Controlling structure induced variations in non-invasive perfusion MRI of neurodegeneration

Lead Research Organisation: University of Nottingham
Department Name: School of Medicine


Perfusion imaging allows us to measure the vital role played by delivery of blood to the brain in keeping it supplied with nutrients and removal of waste. Any deviations of the blood supply from normal can be a sign of disease. In particular early and subtle changes in perfusion might mark regions of the brain which are affected by degenerative diseases such as dementia before other imaging signs become obvious.
The technology exists and is increasingly widely available to image perfusion quickly and safely using Magnetic Resonance Imaging.

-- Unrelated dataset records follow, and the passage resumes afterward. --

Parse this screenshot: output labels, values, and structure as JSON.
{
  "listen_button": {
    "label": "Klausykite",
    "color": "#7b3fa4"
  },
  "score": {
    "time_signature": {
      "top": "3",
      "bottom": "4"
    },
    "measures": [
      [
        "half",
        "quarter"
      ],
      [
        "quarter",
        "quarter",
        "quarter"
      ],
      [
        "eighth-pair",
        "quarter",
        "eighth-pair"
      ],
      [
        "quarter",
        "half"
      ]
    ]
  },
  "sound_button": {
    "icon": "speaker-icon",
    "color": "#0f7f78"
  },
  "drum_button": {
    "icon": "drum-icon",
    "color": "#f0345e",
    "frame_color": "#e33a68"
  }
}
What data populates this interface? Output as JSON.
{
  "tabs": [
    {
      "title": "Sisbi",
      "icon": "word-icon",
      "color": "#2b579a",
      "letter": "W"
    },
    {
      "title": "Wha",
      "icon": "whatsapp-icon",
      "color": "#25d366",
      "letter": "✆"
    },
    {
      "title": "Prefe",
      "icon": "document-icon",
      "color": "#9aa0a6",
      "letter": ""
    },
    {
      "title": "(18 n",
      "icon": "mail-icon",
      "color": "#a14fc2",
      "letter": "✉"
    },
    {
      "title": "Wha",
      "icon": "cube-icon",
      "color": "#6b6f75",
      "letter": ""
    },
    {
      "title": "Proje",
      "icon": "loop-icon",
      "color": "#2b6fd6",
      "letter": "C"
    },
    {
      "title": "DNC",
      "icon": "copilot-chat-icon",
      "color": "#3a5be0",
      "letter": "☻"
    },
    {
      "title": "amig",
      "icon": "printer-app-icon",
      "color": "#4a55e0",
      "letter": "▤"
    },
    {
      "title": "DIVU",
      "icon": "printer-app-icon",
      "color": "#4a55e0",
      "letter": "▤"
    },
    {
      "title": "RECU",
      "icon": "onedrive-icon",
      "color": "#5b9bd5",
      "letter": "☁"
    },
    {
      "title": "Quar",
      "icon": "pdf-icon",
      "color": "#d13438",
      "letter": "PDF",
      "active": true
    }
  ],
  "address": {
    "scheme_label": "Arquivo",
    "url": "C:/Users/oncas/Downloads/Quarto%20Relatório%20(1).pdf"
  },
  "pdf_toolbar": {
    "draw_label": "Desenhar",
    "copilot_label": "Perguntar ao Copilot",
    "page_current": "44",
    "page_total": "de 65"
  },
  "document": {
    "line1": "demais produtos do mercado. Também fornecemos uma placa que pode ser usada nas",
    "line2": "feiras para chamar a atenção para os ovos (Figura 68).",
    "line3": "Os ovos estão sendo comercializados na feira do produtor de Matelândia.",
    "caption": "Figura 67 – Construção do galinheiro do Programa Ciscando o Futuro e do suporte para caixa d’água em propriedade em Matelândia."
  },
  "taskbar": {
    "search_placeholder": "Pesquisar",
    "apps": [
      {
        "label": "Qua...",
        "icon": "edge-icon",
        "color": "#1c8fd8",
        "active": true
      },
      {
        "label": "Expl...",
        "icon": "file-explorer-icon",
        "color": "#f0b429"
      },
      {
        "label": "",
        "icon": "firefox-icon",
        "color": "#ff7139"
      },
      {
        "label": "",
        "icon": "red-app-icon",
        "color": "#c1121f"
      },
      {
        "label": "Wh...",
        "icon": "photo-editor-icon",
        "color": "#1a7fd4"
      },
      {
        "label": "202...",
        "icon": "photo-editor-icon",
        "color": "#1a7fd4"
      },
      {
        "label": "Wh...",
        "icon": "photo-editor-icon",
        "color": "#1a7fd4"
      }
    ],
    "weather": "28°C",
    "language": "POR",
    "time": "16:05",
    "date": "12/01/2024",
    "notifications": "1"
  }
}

Thus perfusion Magnetic Resonance Imaging could be a valuable tool in the understanding of dementias, as well as the diagnosis and monitoring of patients with dementia. The challenge that remains is making sufficiently specific measurements of subtle changes in blood supply that would be needed to make the technology truly useful for patients. This project addresses that problem in three ways:
> Automated removal of errors associated with imperfect measurement, for example due to motion of the patient.
> Methods to control for differences between patients due to their individual brain structure, allowing blood supply measurements to be compared between individuals or from a patient to a population of similar healthy adults. These methods remove uncertainties introduced by other differences between the brain's of individuals that are not related to perfusion.
> Generation of personalised reference perfusion images for an individual patient against which their measured perfusion can be compared to detect changes specific to that individual.
The methods and tools that are to be generated in this project will enable perfusion Magnetic Resonance Imaging to be used more effectively in the UK-wide effort to understand dementia and in the search for new and effective treatments. Ultimately the work done in this project will enable perfusion Magnetic Resonance Imaging to become a valuable clinical tool that can be used in the diagnosis and monitoring of individual patients with dementia.

Planned Impact

The expected impact of this work is in the area of clinical practice for diagnosis and monitoring of neurodegenerative diseases such as dementias. The ultimate aim being improved patient care in conjunction with improved therapies for these diseases and the resulting reduction in economic costs associated both with treatment and long term care of individuals with dementia. Even before new treatments can be developed and translated into clinical practice, the use of sensitive imaging methods, such as perfusion imaging, offers a way to provide clearer unambiguous diagnosis for patients allowing them to better plan their care and removing the added burden of uncertainty in the face of a debilitating disease.
This project provides enabling technology in the first instance for the use of non-invasive imaging of perfusion to contribute to the study of neurodegenerative diseases, assisting in the evaluation of new treatment methods. By the establishment of perfusion imaging as a valuable tool in understanding dementias it will also be possible to demonstrate the value of the technology for clinical benefit to patients. For example, studies are already demonstrating that perfusion changes occur early in neurodegeneration and can potentially stratify different subtypes of disease.
The project seeks to exploit a substantial new database of perfusion imaging information to build personalised references for brain perfusion taking into account factors such as an individual's age and brain structure. In doing so it seeks to enable non-invasive perfusion imaging to be used as a sensitive marker for changes associated with neurodegenerative disease in an individual patient. Thus this project seeks to provide enabling technology for the wider use of non-invasive perfusion imaging in the clinic, matching the increasing availability of the technique on clinical Magnetic Resonance Imaging devices already in use in hospitals.

Related Projects

Project Reference Relationship Related To Start End Award Value
EP/P012361/1 01/05/2017 05/04/2020 £836,436
EP/P012361/2 Transfer EP/P012361/1 06/04/2020 31/10/2021 £202,559